Microphone issues aside - though they continued throughout the play, including some instances with the ensemble that seemed to leave voids in the vocal range - the songs and vocals of the cast easily helped convey the storyline to a waiting audience. Especially to those of us who last read the tale (slightly-more-than) some years ago. Certain pairings, such as Tim Brown and McCullough, harmonized wonderfully, their pitches and vocal strengths complimentary in every aspect. During a time of working order, Kozlowsky’s voice rang true as the trio performed “I Heard Someone Crying.”
Also of note: The trio of McCullough, Rose Lennox (Carmen Martinez), and Albert Lennox (Jordan Wells) during the reprise of “A Bit of Earth.” Their harmony proved quite pleasing to the ear, each supporting the other to create one whole for the piece without sacrificing quality of their individual sounds or the strengths of their characters.
Other pairings did not fair quite so well, such as Brown and his on-stage brother, Neville Craven (Dustin Troxel). Troxel’s microphone experienced some issues during rehearsal and possibly fell victim to another malfunction during his arrangements with Brown. While his spoken dialogue came across clear, especially in his scene with Kozlowsky as he promised to send her far from the manor, his vocal arrangements seemed under powered when paired with Brown.
Another moment of consternation came not from the action, but rather from behind a piece of the scenery during Ben and Mary’s introduction, just before we finally met “our Dickon.” As the wallettes needed to move quickly, quietly, and easily across the stage, they sat on casters, which left a slight clearing between their bottom and the stage. One could easily see the shoes of those who helped rearrange scenes and shift sides between interior and exterior faces, not uncommon.

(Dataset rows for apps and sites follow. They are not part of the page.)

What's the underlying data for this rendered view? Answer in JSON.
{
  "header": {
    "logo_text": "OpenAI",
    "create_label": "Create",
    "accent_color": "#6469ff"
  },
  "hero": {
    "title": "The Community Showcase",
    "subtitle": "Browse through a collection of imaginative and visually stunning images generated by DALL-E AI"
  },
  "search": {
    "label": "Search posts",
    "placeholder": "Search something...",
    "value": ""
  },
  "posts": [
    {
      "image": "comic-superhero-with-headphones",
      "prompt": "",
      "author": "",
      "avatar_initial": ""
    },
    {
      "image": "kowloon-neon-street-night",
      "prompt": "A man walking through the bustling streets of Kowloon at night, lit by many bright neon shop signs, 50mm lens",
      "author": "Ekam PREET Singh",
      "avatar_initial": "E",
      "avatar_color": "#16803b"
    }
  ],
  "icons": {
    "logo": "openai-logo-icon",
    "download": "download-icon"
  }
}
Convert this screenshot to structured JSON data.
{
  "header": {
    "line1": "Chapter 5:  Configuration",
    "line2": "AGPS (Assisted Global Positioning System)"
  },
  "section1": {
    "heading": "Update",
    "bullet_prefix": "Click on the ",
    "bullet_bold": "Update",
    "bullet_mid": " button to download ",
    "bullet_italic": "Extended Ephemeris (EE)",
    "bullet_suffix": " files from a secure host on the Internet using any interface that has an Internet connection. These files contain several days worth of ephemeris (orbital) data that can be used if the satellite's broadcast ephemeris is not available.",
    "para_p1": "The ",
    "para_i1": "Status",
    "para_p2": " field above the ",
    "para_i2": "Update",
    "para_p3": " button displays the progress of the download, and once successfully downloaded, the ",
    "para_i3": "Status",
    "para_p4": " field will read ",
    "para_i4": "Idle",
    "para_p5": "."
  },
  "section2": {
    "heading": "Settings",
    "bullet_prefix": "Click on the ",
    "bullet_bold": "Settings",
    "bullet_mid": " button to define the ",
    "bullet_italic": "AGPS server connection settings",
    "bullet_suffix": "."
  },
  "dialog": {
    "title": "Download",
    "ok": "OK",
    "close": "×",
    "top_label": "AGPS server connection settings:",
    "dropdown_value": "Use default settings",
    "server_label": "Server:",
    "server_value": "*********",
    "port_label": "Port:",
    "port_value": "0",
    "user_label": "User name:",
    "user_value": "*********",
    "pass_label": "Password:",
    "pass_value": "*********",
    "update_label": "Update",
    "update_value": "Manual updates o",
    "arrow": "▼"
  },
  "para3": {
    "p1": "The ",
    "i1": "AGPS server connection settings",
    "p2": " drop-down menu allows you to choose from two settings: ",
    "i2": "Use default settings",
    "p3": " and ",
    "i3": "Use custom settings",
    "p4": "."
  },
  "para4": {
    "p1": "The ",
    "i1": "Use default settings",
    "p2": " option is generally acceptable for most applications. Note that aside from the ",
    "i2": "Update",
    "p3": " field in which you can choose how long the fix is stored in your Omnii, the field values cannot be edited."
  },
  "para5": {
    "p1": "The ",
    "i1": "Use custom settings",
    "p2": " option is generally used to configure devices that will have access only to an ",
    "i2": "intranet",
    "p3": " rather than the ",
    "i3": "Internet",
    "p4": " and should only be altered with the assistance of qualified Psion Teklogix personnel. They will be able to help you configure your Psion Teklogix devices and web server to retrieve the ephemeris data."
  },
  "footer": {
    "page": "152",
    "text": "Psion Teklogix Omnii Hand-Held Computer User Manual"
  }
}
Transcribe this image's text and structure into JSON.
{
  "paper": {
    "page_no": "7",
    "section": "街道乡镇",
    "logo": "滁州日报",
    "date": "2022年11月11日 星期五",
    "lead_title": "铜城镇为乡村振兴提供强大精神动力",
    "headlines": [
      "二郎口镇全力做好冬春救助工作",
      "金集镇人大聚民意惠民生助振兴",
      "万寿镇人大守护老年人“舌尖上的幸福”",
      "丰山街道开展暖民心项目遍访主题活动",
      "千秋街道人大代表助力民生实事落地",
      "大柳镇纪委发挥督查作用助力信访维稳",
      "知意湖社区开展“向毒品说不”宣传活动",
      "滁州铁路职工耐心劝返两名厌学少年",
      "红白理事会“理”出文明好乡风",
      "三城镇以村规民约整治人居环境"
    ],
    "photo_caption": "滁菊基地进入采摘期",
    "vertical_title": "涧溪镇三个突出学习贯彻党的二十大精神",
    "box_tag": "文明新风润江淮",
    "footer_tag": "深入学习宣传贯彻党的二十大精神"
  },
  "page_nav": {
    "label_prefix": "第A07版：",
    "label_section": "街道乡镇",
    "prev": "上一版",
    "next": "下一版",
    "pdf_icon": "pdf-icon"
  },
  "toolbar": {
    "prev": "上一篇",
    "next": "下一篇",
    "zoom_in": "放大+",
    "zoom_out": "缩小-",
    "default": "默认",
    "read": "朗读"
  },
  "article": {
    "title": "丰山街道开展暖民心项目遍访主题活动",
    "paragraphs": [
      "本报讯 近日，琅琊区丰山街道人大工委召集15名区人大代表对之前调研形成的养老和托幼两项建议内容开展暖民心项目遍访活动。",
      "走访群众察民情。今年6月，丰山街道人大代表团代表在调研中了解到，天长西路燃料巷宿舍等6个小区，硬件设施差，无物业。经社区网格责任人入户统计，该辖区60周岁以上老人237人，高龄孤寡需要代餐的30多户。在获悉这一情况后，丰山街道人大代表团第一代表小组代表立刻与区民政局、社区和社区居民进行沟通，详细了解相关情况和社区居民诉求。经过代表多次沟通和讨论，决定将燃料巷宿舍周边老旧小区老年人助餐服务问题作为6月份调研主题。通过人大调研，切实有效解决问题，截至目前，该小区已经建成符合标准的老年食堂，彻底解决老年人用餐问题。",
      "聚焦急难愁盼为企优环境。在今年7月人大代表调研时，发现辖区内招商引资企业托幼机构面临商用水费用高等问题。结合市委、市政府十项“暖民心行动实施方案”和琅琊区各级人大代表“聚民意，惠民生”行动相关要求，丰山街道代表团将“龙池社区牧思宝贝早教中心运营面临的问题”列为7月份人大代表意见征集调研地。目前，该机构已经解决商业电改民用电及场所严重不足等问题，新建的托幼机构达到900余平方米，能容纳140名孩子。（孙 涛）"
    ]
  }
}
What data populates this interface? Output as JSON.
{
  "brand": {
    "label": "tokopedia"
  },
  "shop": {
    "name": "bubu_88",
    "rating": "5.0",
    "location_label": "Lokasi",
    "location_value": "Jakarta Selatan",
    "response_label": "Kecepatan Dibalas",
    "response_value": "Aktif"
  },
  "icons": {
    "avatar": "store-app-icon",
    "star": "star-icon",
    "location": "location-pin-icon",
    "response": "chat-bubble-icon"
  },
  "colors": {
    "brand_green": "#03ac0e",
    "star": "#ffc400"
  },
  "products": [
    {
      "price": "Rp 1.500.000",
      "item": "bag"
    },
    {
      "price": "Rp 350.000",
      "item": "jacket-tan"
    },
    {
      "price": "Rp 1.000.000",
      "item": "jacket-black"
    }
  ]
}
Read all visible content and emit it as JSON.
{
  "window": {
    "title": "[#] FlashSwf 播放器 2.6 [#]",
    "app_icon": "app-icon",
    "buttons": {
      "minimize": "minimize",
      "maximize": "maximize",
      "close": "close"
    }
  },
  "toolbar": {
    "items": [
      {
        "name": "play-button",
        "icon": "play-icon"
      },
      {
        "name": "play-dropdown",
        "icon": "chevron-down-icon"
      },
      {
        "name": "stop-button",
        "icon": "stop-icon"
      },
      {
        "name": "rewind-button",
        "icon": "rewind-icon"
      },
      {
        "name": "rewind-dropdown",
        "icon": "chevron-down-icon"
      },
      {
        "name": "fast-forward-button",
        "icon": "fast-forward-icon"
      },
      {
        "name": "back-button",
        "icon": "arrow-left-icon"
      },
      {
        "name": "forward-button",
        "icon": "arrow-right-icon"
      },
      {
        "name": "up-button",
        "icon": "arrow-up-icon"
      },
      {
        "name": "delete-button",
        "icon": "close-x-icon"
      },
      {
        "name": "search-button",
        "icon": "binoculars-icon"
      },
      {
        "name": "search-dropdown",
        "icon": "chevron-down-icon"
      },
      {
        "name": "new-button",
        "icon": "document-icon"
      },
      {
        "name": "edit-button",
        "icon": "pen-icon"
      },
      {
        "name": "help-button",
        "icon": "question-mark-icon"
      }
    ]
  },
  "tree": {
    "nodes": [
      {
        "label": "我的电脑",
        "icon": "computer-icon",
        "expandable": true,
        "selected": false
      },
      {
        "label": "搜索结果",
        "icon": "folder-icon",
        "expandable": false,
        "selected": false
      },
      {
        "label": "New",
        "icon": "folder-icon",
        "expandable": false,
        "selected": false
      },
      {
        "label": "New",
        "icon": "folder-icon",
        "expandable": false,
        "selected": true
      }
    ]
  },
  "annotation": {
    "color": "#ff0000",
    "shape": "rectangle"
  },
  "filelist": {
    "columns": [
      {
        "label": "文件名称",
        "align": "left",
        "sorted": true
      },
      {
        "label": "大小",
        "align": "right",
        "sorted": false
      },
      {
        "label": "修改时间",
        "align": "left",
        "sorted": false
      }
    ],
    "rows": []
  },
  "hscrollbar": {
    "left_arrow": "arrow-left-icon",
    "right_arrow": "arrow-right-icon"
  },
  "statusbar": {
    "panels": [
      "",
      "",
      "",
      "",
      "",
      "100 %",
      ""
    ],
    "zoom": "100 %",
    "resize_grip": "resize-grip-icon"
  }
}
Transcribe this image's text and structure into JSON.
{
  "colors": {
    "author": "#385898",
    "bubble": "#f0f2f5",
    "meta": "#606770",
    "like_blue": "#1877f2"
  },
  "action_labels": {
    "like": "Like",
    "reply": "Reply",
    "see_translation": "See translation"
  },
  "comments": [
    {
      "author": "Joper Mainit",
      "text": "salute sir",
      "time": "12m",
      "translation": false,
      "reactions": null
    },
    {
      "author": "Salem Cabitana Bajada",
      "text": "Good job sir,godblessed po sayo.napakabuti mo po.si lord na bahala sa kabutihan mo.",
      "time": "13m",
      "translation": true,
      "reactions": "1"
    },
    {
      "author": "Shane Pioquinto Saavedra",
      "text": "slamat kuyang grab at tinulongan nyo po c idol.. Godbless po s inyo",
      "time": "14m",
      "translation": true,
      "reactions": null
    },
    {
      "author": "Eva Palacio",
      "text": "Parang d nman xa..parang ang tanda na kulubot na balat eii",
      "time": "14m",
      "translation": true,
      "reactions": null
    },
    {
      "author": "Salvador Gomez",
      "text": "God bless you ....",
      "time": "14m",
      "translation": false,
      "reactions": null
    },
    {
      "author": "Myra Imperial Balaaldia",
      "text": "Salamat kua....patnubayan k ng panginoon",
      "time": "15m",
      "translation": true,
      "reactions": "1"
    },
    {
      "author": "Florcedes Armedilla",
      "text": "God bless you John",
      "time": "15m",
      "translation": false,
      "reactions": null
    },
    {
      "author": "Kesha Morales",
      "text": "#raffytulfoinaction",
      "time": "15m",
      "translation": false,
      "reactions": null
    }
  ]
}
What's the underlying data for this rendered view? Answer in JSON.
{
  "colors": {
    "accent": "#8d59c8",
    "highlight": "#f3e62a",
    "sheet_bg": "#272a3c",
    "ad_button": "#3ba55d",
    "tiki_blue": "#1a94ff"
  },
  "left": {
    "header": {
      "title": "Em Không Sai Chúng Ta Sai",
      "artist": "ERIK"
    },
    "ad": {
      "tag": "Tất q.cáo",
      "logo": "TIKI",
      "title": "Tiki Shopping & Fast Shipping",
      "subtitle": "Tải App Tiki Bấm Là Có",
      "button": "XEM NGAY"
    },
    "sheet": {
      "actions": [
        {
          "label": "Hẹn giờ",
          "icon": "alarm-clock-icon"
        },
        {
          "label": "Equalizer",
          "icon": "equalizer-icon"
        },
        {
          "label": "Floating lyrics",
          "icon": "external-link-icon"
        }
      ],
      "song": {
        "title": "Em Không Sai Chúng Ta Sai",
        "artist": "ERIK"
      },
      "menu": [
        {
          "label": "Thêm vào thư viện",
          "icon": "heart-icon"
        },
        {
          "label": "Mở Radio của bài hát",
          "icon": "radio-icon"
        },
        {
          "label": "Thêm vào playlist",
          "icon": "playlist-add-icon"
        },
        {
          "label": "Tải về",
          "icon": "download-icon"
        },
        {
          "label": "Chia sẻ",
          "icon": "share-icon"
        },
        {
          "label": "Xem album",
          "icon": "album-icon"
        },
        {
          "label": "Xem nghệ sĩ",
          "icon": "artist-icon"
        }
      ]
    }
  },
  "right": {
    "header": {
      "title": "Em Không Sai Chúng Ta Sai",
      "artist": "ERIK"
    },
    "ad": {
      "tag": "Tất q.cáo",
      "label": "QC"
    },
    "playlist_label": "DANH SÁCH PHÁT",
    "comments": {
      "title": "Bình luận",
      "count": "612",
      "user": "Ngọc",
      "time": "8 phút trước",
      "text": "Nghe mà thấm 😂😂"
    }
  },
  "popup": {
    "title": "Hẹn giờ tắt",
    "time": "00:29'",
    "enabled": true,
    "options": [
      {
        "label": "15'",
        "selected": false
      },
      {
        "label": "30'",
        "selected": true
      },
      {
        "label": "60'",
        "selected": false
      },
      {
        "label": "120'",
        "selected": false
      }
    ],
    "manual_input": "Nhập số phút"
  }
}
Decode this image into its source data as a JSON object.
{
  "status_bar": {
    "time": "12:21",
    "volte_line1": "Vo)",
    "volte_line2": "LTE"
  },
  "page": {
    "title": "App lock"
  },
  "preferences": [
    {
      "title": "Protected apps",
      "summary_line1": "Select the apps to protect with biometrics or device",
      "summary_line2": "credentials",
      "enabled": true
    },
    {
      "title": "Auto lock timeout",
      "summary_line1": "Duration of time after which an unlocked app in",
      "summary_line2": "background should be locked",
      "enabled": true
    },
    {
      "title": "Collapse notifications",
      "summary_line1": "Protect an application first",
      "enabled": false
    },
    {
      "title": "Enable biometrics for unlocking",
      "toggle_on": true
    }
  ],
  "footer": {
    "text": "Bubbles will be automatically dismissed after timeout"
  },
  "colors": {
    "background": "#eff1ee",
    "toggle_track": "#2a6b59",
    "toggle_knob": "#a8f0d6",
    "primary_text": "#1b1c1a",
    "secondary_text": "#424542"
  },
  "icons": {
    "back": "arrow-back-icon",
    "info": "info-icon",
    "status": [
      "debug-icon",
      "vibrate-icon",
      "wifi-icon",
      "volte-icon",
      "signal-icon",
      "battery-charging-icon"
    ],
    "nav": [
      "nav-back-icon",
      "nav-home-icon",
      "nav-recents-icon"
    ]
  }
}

However, it can be a great distraction from the scene’s action when one of the assistants decides to dance as he or she awaits a change. Tree Three, stage left: I mean you. Clear throughout the dialogue and “It’s a Maze,” feet not still more than a moment or two. While no great shakes in the grand scheme of things and not detrimental to the story, it took attention from those in the spotlight.
On that note, two performances deserve extra notice.
The first: Martha, played by Aubrey Zurhellen. She commanded each scene in which she took part: A clear, strong singing voice combined with her brogue and the temperament known to go with it!
Whether she haphazardly helped Mary get dressed, chased her charge across the stage, or sang a charm to help her young master get well, Martha’s character and presence added great charm to the cast and Zurhellen did her great justice. May she get her white horse.
The second: Colin Craven, or more the actress behind him, Rachel Brown. During intermission, I mentioned to McWilliams that Rachel’s microphone dropped her vocals but kept her dialogue clear and strong. I then learned Rachel performed that day, and I suspect others, with a 102-degree fever. She was later diagnosed with the flu.
I reminded myself of that as she walloped her nurse with a pillow and screamed. And as she engaged in a juvenile battle of stubborn wits (repeatedly) with her cousin Mary. And as she proved to her on-stage and real-life father she no longer needed the wheelchair. Kudos, Rachel.
You can still catch “Secret Garden” at the historic Ruffin Theatre Feb. 22-24. Show times are 7 p.m. Feb. 22 and 23 and 2 p.m. Feb. 24. Tickets cost $10.